I've always been consistently impressed with Netflix's M.O. of leaving control in the hands of the filmmakers. And while this has been very successful for their tv show output, it's hard to say the same of their films as they are repeatedly received poorly. Only about 4 or 5 have actually had a good reception so far. As such, I am also consistently impressed with Netflix's patience for continuing to allow filmmakers such control.
But the worry is: how long can this last? How much money can the company lose on films like Mute, War Machine, The Bad Batch, Death Note and Special Correspondents before they are forced to concede to the big Hollywood studio tradition themselves?
But this also suggests another worrying notion. Most of us film fans have always spat in the face of studio interference. But were the studios always right in the first place? Was some degree of control always necessary in order to ensure a cohesive and satisfying end product in this day and age? I like, many of you, certainly hope not. But the Netflix filmmakers need to step up their game in order to prove otherwise. They have been given a great gift and opportunity and they need to capitalize on this by making better films. Before it's too late and it's taken away.

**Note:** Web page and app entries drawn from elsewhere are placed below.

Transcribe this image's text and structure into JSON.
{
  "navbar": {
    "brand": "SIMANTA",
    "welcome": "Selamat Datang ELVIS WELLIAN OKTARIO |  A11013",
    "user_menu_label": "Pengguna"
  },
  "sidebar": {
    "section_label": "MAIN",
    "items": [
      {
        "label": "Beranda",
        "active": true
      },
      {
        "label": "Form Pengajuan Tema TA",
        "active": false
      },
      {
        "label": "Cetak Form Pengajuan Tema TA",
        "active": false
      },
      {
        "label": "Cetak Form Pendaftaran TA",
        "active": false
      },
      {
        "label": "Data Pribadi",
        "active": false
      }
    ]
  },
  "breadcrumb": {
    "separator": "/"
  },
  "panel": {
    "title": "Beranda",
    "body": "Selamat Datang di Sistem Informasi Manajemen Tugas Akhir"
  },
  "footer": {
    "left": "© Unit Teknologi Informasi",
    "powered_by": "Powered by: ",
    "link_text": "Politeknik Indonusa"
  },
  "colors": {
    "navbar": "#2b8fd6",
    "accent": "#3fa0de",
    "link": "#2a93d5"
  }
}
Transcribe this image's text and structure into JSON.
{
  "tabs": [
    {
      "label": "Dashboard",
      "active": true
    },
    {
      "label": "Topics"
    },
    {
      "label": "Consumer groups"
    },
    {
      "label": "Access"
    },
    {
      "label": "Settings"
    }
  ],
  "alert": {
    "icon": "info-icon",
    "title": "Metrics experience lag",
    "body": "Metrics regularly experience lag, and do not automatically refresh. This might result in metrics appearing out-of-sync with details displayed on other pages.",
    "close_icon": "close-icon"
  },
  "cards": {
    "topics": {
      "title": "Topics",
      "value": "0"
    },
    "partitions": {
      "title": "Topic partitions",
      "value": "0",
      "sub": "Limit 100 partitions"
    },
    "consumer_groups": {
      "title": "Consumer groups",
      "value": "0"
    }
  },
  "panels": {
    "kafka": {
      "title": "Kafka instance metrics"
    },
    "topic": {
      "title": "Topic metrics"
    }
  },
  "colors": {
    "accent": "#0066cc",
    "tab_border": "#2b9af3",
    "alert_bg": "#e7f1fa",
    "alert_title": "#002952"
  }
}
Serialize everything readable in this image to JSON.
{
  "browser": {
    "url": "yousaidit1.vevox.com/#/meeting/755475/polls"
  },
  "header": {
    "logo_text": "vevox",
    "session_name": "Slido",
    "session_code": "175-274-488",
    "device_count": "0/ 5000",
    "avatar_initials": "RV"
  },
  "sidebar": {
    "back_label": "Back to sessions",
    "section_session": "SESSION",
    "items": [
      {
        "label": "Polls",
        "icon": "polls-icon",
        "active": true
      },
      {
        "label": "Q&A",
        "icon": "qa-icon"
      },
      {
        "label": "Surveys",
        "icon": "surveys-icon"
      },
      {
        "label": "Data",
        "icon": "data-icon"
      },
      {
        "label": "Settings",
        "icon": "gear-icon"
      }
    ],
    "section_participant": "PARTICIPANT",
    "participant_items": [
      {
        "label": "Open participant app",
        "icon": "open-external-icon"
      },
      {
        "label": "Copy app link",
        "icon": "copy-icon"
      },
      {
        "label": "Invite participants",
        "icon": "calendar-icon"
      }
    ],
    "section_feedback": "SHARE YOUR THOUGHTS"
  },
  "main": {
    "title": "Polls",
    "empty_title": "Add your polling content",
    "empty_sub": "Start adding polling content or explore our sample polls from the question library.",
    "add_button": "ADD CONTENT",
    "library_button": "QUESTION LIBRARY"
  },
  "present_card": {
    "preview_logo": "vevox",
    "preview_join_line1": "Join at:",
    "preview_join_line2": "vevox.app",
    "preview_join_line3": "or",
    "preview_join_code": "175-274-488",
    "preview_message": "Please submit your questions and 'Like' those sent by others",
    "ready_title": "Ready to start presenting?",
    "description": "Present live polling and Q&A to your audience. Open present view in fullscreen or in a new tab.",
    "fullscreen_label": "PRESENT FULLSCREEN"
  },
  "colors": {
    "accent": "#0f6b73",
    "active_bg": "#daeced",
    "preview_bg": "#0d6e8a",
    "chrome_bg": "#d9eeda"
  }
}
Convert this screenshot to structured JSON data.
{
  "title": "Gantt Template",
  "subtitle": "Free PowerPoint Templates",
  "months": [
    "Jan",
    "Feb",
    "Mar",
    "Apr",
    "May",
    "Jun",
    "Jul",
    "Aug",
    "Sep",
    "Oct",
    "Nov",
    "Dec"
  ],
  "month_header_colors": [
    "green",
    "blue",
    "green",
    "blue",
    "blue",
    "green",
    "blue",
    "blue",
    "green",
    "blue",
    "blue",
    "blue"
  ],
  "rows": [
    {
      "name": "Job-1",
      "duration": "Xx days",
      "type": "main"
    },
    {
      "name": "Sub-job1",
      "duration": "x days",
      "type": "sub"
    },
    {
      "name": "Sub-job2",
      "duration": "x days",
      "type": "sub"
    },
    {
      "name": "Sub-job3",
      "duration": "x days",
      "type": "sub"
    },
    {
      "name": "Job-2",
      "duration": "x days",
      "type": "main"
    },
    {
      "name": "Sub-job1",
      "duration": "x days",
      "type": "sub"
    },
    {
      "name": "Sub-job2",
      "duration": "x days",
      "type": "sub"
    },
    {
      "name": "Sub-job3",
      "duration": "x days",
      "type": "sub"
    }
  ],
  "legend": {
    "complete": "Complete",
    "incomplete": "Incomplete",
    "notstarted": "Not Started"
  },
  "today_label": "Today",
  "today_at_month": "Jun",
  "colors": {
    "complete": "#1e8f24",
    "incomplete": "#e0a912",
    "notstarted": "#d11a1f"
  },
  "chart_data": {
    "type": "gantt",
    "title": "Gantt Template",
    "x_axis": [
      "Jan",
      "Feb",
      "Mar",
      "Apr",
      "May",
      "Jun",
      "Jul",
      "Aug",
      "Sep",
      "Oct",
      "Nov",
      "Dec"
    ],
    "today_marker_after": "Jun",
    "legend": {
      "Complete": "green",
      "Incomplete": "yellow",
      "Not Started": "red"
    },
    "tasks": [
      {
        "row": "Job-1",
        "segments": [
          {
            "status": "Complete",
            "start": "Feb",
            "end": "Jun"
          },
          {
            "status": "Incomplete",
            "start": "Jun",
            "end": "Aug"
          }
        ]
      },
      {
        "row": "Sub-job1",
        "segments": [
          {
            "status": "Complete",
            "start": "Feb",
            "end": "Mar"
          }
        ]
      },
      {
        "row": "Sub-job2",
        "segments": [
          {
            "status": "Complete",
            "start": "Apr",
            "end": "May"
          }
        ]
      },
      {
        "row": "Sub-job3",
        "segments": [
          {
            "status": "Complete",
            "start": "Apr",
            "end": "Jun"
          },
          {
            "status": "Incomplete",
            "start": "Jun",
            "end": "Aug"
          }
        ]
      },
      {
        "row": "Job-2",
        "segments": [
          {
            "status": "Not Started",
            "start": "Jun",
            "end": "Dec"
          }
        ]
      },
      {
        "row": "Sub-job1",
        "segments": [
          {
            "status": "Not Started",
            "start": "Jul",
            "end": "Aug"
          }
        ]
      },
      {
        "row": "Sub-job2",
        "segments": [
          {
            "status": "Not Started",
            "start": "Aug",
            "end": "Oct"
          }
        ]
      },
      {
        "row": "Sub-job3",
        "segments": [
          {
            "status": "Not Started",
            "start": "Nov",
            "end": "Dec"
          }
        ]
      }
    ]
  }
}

And even worse: the big, bad studios are proven right all along.
The nature of art is in the balance.